State how many lines in the listing below include the string "this". The answer is the number alone.
-- Opening Marker --
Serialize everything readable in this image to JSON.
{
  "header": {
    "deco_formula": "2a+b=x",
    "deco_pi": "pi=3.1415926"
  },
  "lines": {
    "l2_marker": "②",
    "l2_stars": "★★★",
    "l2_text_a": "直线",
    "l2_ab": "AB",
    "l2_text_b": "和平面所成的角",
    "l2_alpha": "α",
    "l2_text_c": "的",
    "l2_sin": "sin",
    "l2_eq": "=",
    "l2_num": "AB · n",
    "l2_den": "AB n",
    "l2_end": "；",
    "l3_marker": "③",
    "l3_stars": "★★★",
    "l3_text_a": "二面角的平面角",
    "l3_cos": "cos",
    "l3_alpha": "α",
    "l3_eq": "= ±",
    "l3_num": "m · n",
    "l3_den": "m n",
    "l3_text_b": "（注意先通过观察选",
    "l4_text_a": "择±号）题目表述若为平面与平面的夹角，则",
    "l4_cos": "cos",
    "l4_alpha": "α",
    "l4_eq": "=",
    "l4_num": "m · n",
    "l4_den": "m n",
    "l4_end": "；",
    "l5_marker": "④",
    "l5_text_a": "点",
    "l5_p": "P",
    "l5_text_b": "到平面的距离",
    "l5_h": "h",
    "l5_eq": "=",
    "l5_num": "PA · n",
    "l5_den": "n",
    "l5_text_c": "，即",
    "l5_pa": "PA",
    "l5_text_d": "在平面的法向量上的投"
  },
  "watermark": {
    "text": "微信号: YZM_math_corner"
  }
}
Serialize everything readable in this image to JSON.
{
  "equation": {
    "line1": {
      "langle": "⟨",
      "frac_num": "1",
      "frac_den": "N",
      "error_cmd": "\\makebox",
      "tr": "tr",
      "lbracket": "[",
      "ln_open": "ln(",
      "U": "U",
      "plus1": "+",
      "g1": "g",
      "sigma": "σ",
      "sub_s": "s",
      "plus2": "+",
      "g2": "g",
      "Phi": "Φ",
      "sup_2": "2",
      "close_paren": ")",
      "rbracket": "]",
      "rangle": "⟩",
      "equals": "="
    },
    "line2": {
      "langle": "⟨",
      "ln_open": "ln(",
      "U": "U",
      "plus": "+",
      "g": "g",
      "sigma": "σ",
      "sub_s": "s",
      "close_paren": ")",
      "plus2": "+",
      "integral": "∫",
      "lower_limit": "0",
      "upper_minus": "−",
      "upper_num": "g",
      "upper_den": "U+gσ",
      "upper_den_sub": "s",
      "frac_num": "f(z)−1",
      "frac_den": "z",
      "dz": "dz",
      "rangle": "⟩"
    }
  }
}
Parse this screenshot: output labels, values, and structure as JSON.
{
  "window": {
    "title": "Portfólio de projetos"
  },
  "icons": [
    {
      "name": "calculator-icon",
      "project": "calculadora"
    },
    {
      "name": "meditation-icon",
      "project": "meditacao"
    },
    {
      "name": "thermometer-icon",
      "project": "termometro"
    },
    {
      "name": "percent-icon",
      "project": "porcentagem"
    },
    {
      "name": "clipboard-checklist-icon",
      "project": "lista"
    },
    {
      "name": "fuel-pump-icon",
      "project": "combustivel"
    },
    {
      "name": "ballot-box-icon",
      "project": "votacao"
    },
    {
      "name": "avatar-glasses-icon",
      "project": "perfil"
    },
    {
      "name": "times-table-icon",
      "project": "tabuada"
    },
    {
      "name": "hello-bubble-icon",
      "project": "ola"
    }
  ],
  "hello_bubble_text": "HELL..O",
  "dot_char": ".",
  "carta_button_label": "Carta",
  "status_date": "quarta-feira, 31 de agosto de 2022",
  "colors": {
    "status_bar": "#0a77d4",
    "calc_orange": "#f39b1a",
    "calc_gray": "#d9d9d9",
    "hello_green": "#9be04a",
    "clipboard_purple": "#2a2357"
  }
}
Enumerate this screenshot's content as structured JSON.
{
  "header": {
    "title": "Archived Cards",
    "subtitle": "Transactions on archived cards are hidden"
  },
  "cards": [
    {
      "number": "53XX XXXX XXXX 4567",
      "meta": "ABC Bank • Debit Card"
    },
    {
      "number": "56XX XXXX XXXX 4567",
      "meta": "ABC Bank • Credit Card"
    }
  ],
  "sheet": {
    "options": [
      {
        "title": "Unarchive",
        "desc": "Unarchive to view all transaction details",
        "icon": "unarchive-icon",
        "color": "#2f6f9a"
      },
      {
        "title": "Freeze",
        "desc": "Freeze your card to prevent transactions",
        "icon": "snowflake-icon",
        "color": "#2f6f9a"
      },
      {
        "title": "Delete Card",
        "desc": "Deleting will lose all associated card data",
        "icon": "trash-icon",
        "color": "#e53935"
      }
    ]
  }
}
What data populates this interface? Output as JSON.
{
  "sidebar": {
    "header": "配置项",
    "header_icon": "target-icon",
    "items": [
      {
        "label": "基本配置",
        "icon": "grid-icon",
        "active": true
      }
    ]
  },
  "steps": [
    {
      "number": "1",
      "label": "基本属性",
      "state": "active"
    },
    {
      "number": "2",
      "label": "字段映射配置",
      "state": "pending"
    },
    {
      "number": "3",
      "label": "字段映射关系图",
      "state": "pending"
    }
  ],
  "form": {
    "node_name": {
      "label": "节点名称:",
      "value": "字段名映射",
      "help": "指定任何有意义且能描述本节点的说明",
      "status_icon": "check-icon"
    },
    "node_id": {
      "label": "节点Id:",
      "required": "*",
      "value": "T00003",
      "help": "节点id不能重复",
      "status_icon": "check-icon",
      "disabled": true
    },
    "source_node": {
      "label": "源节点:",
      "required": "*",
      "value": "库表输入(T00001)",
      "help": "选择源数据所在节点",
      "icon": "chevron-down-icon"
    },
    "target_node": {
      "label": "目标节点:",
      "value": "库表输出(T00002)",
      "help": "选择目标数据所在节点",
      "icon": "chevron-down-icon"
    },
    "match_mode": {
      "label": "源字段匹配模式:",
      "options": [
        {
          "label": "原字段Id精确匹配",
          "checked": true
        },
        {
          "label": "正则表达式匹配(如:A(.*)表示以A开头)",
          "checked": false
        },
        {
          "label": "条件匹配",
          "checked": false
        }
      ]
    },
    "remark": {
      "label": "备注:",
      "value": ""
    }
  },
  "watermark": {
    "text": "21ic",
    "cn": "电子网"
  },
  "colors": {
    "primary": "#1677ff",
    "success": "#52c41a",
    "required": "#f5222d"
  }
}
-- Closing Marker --
** Reply to the task **
5